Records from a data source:
== Segment start ==
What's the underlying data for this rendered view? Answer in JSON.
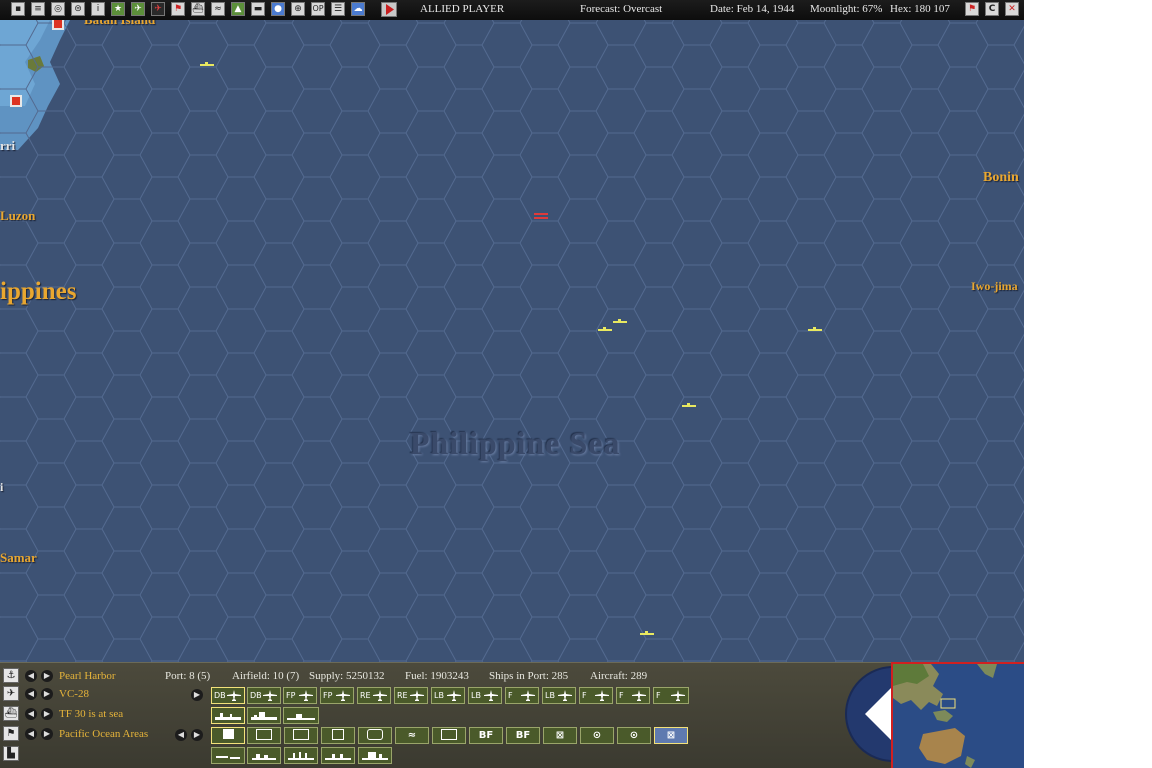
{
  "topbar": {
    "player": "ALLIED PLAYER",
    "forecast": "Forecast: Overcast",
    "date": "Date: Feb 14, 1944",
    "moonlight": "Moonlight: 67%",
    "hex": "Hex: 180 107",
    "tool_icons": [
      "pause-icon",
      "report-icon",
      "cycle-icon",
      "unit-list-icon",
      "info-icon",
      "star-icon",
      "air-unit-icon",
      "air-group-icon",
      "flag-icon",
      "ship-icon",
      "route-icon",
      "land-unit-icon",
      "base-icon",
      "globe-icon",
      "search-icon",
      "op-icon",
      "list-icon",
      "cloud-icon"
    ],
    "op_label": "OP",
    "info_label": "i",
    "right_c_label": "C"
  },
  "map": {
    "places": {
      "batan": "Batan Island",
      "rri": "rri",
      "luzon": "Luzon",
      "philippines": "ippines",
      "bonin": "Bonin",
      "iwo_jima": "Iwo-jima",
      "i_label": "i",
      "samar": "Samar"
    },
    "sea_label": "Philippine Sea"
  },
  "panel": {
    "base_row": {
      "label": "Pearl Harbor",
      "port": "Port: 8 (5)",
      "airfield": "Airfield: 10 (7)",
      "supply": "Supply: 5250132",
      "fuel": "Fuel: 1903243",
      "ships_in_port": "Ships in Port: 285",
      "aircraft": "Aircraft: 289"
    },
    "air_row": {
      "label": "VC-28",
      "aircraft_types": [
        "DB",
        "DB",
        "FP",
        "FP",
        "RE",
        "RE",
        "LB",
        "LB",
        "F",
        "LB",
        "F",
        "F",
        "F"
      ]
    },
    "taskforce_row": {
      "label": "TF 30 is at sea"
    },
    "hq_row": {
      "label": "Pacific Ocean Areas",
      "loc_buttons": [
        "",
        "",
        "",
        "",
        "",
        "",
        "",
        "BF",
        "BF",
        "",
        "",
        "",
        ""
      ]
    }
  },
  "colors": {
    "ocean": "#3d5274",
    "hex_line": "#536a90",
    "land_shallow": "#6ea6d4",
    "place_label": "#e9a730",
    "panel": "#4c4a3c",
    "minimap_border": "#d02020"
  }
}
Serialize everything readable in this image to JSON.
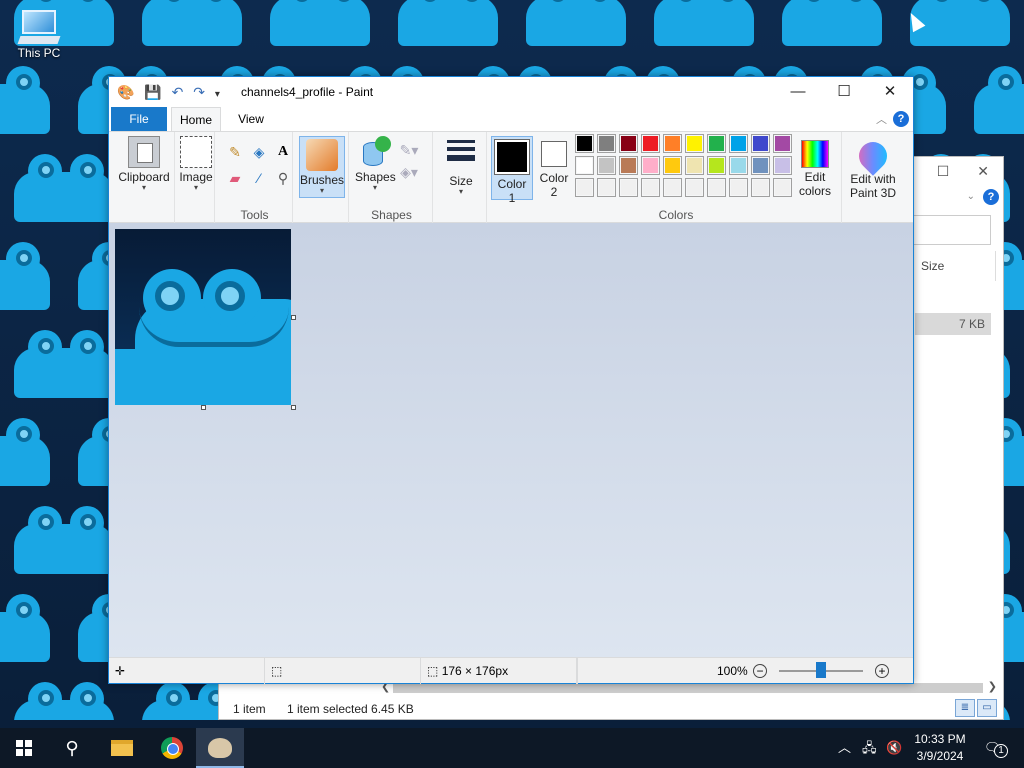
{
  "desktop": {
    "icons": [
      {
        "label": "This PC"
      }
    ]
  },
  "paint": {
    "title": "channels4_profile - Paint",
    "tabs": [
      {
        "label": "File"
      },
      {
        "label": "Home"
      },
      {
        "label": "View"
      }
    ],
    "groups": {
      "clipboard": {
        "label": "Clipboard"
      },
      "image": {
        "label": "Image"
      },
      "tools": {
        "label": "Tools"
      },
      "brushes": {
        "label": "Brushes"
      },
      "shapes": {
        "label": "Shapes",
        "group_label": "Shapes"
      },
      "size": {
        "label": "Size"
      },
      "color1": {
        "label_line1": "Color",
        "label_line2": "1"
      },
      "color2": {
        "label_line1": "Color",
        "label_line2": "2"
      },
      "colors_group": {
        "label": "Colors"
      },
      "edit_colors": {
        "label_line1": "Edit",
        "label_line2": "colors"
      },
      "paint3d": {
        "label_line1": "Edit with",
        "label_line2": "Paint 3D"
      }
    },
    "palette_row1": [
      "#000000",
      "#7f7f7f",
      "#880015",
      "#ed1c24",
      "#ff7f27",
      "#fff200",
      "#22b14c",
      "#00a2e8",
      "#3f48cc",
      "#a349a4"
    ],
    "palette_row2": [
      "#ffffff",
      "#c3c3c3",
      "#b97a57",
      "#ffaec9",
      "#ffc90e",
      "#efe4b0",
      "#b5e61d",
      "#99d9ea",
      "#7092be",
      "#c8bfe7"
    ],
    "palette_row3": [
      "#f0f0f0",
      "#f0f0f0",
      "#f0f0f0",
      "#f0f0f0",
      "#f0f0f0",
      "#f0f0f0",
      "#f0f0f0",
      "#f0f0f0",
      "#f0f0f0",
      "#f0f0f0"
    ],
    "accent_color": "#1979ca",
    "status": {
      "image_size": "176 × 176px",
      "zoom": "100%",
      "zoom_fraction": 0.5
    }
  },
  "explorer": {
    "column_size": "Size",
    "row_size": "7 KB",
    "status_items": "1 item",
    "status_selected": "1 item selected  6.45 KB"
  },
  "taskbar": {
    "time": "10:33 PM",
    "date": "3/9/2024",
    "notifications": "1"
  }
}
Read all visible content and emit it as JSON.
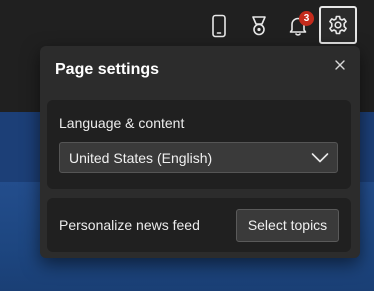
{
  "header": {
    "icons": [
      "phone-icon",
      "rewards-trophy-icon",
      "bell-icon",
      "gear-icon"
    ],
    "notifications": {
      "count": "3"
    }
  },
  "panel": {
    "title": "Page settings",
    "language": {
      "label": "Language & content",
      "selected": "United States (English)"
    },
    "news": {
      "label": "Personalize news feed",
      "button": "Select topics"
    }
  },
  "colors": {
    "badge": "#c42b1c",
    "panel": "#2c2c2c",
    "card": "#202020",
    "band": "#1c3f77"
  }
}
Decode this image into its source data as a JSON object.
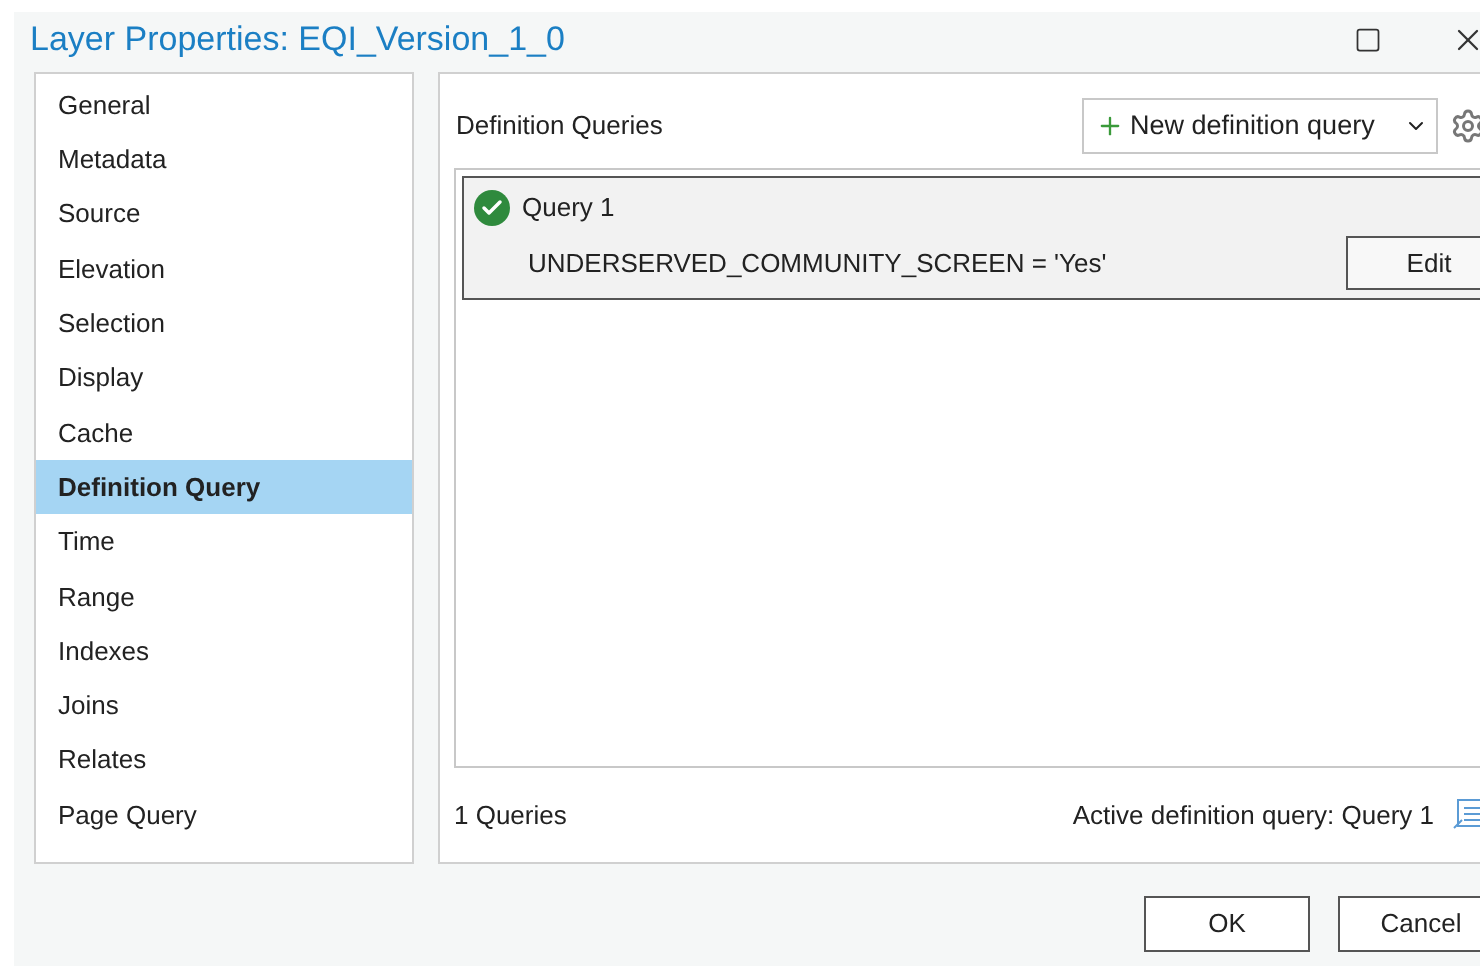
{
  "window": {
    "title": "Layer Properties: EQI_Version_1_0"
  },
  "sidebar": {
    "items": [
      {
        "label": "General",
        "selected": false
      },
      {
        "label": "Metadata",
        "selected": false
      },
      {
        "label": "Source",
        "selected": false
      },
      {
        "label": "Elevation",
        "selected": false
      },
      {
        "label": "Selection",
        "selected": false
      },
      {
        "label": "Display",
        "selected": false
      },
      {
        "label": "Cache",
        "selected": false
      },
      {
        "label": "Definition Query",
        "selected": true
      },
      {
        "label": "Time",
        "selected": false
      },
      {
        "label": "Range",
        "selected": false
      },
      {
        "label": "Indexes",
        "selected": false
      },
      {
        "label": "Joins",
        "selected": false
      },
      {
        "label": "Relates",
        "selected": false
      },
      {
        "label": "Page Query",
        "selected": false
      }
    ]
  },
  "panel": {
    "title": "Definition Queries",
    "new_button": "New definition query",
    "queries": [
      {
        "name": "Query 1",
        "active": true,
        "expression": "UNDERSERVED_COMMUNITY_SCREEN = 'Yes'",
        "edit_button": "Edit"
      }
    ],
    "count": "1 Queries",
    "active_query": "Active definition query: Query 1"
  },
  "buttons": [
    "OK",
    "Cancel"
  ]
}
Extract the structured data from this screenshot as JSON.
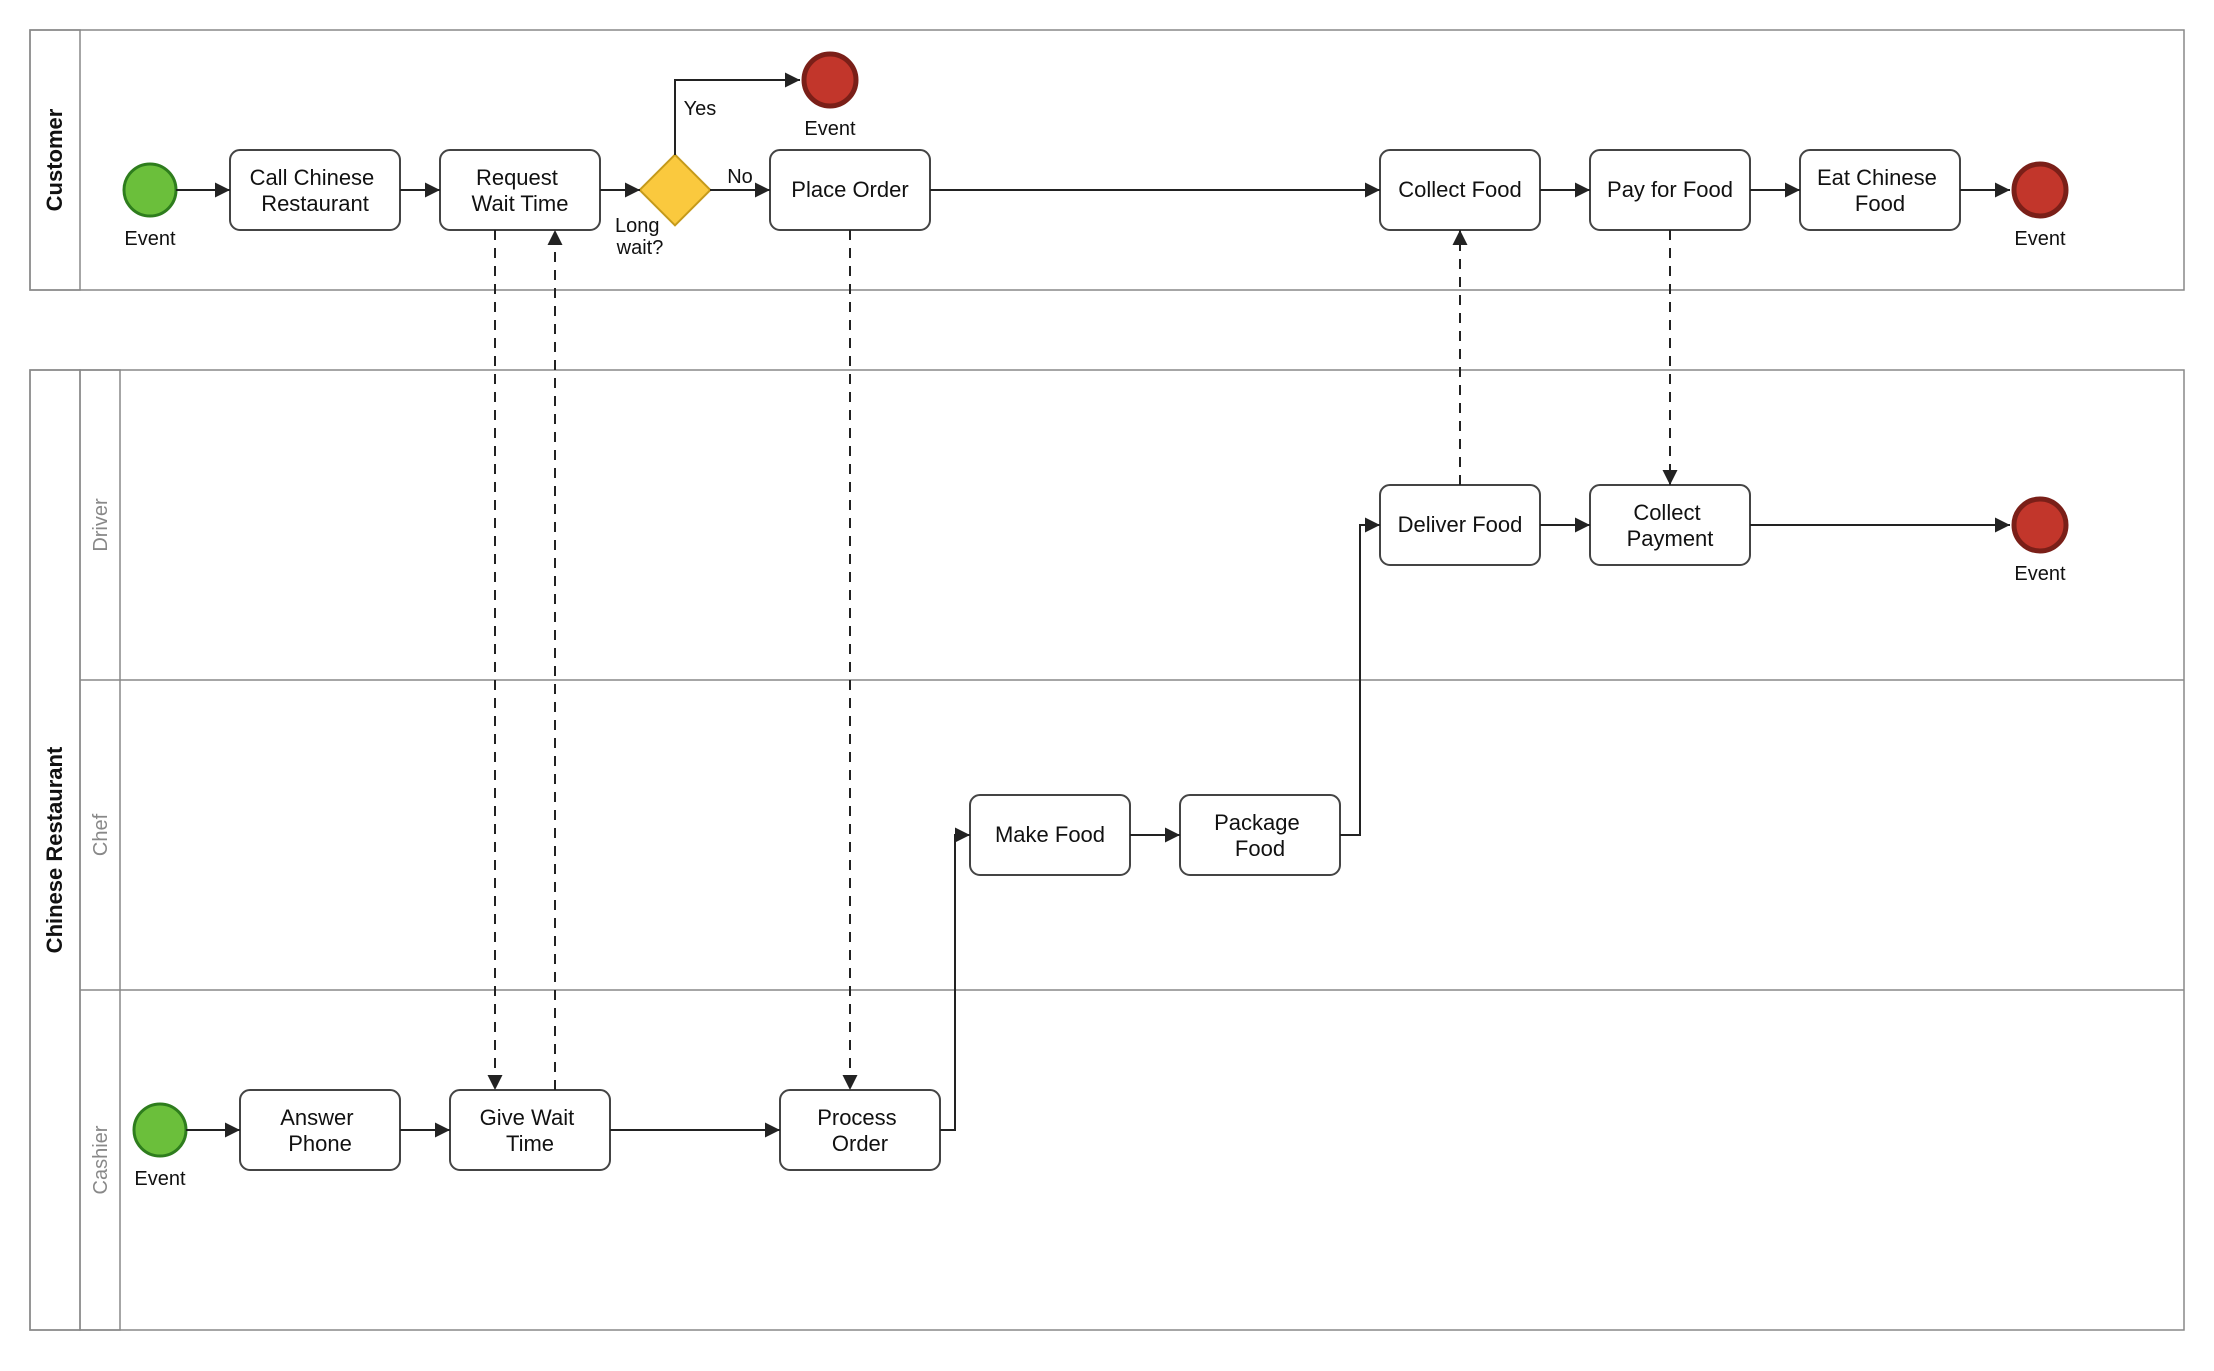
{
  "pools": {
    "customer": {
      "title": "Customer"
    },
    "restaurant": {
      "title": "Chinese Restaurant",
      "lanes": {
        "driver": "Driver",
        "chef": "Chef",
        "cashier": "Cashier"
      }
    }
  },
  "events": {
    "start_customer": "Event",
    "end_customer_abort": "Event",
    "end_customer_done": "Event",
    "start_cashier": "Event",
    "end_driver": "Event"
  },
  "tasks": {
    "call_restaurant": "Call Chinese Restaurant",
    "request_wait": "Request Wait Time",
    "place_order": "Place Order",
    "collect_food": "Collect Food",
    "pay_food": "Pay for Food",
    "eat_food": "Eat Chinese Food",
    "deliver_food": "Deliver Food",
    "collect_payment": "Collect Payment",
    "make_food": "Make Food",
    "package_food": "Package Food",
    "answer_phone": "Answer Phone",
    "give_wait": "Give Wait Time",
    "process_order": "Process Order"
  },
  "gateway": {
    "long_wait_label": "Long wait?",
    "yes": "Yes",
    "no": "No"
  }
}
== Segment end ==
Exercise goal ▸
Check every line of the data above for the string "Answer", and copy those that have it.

Solution ▸
What's the underlying data for this rendered view? Answer in JSON.
    "answer_phone": "Answer Phone",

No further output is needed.